Data records for software interfaces
--- START ---

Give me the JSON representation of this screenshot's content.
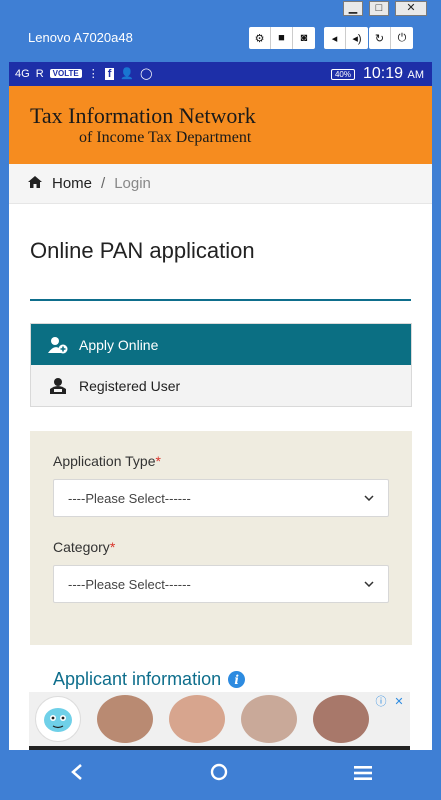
{
  "window": {
    "minimize": "▁",
    "maximize": "□",
    "close": "✕"
  },
  "emulator": {
    "title": "Lenovo A7020a48",
    "tools": [
      "gear-icon",
      "video-icon",
      "camera-icon",
      "volume-down-icon",
      "volume-up-icon",
      "rotate-icon",
      "power-icon"
    ]
  },
  "statusbar": {
    "network1": "4G",
    "network2": "R",
    "volte": "VOLTE",
    "battery": "40%",
    "time": "10:19",
    "ampm": "AM"
  },
  "header": {
    "title": "Tax Information Network",
    "subtitle": "of Income Tax Department",
    "bg": "#f68c1f"
  },
  "breadcrumb": {
    "home": "Home",
    "separator": "/",
    "current": "Login"
  },
  "page": {
    "title": "Online PAN application"
  },
  "menu": {
    "items": [
      {
        "label": "Apply Online",
        "icon": "add-user-icon",
        "active": true
      },
      {
        "label": "Registered User",
        "icon": "user-group-icon",
        "active": false
      }
    ],
    "accent": "#0b6f83"
  },
  "form": {
    "application_type": {
      "label": "Application Type",
      "required": "*",
      "value": "----Please Select------"
    },
    "category": {
      "label": "Category",
      "required": "*",
      "value": "----Please Select------"
    }
  },
  "applicant": {
    "heading": "Applicant information",
    "info": "i"
  },
  "ad": {
    "info": "ⓘ",
    "close": "✕"
  },
  "navbar": {
    "back": "back-icon",
    "home": "home-icon",
    "menu": "menu-icon"
  }
}
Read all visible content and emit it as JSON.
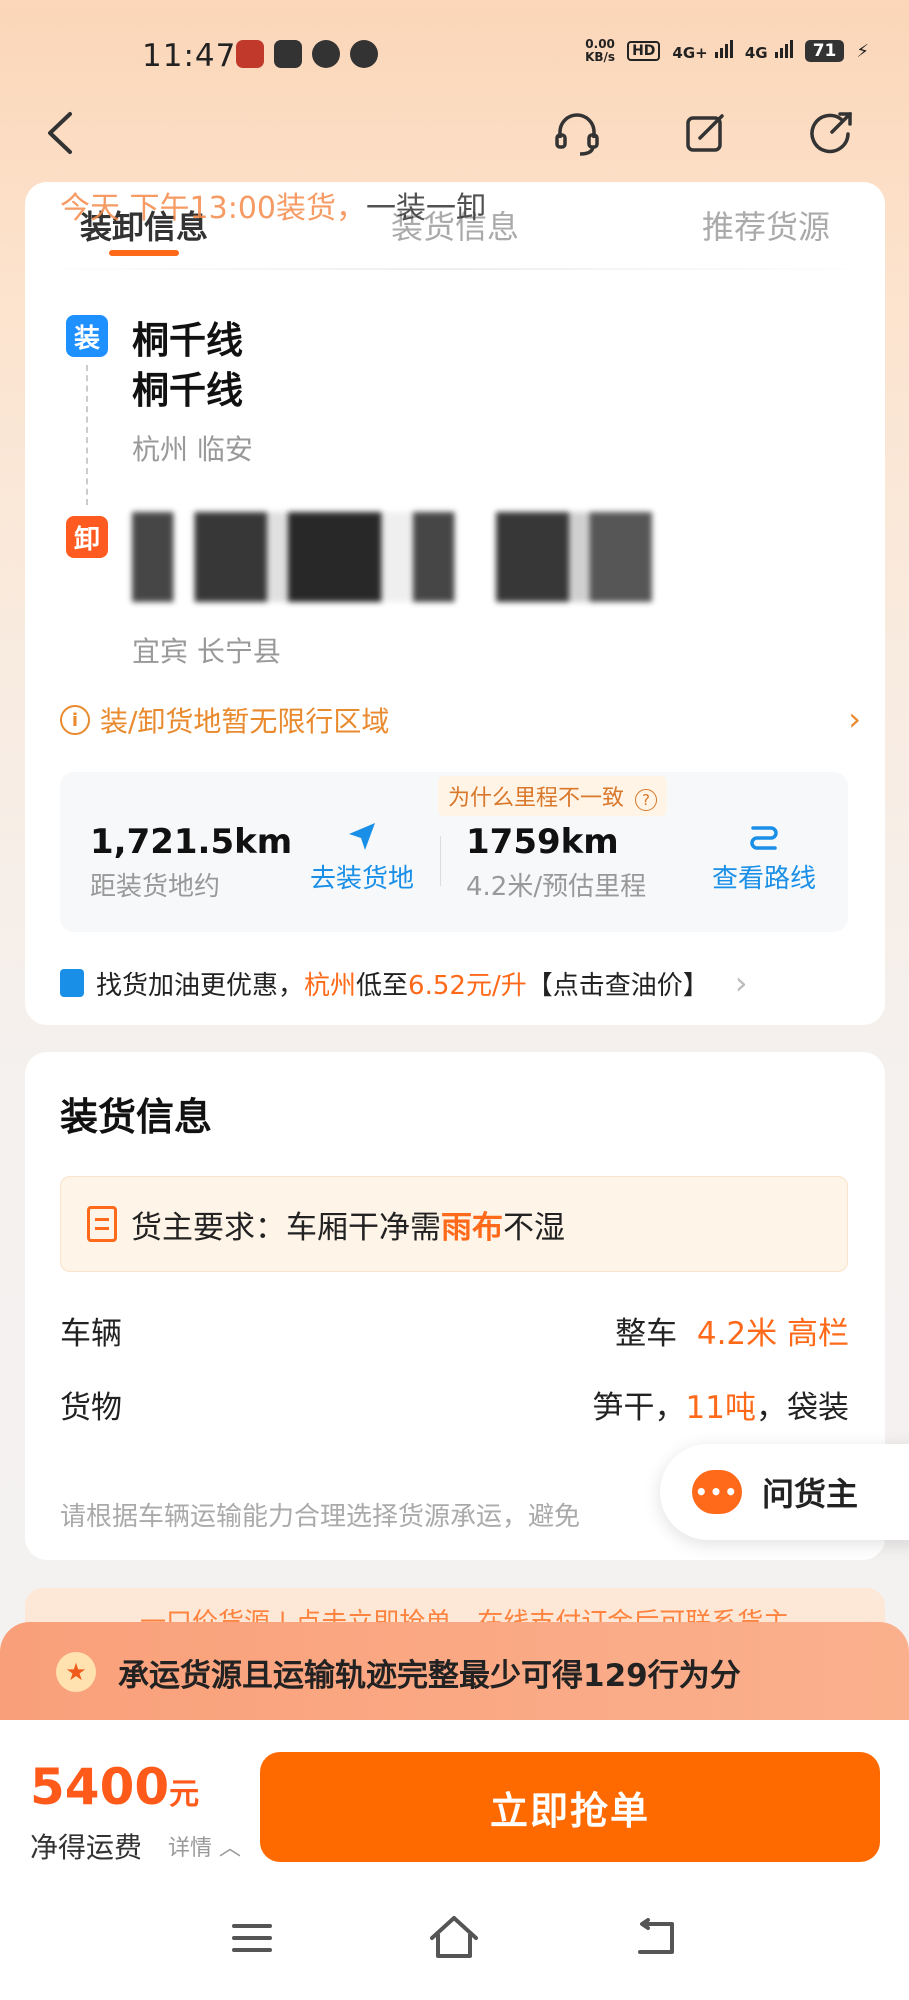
{
  "status": {
    "time": "11:47",
    "speed_top": "0.00",
    "speed_bottom": "KB/s",
    "hd": "HD",
    "sig1": "4G+",
    "sig2": "4G",
    "battery": "71"
  },
  "header": {
    "notice_orange": "今天 下午13:00装货，",
    "notice_dark": "一装一卸"
  },
  "tabs": [
    {
      "label": "装卸信息"
    },
    {
      "label": "装货信息"
    },
    {
      "label": "推荐货源"
    }
  ],
  "route": {
    "load_badge": "装",
    "load_line1": "桐千线",
    "load_line2": "桐千线",
    "load_area": "杭州 临安",
    "unload_badge": "卸",
    "unload_area": "宜宾 长宁县"
  },
  "restrict": {
    "icon": "i",
    "text": "装/卸货地暂无限行区域"
  },
  "distance": {
    "why_label": "为什么里程不一致",
    "why_icon": "?",
    "to_load_value": "1,721.5km",
    "to_load_label": "距装货地约",
    "go_label": "去装货地",
    "route_value": "1759km",
    "route_label": "4.2米/预估里程",
    "view_route_label": "查看路线"
  },
  "fuel": {
    "part1": "找货加油更优惠，",
    "city": "杭州",
    "part2": "低至",
    "price": "6.52元/升",
    "part3": "【点击查油价】"
  },
  "cargo": {
    "title": "装货信息",
    "req_prefix": "货主要求：车厢干净需",
    "req_highlight": "雨布",
    "req_suffix": "不湿",
    "vehicle_label": "车辆",
    "vehicle_type": "整车",
    "vehicle_spec": "4.2米 高栏",
    "goods_label": "货物",
    "goods_name": "笋干，",
    "goods_weight": "11吨",
    "goods_pack": "，袋装",
    "hint": "请根据车辆运输能力合理选择货源承运，避免"
  },
  "ask": {
    "icon_text": "•••",
    "label": "问货主"
  },
  "promo": {
    "text": "一口价货源 | 点击立即抢单，在线支付订金后可联系货主"
  },
  "score": {
    "text": "承运货源且运输轨迹完整最少可得129行为分"
  },
  "bottom": {
    "price": "5400",
    "price_unit": "元",
    "price_label": "净得运费",
    "detail_label": "详情",
    "grab_label": "立即抢单"
  },
  "colors": {
    "accent": "#ff6a00",
    "link": "#1a8fe8",
    "load_badge": "#1e90ff",
    "unload_badge": "#ff5a1f"
  }
}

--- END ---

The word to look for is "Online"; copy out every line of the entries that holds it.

    "title": "Online PAN application"
        "label": "Apply Online",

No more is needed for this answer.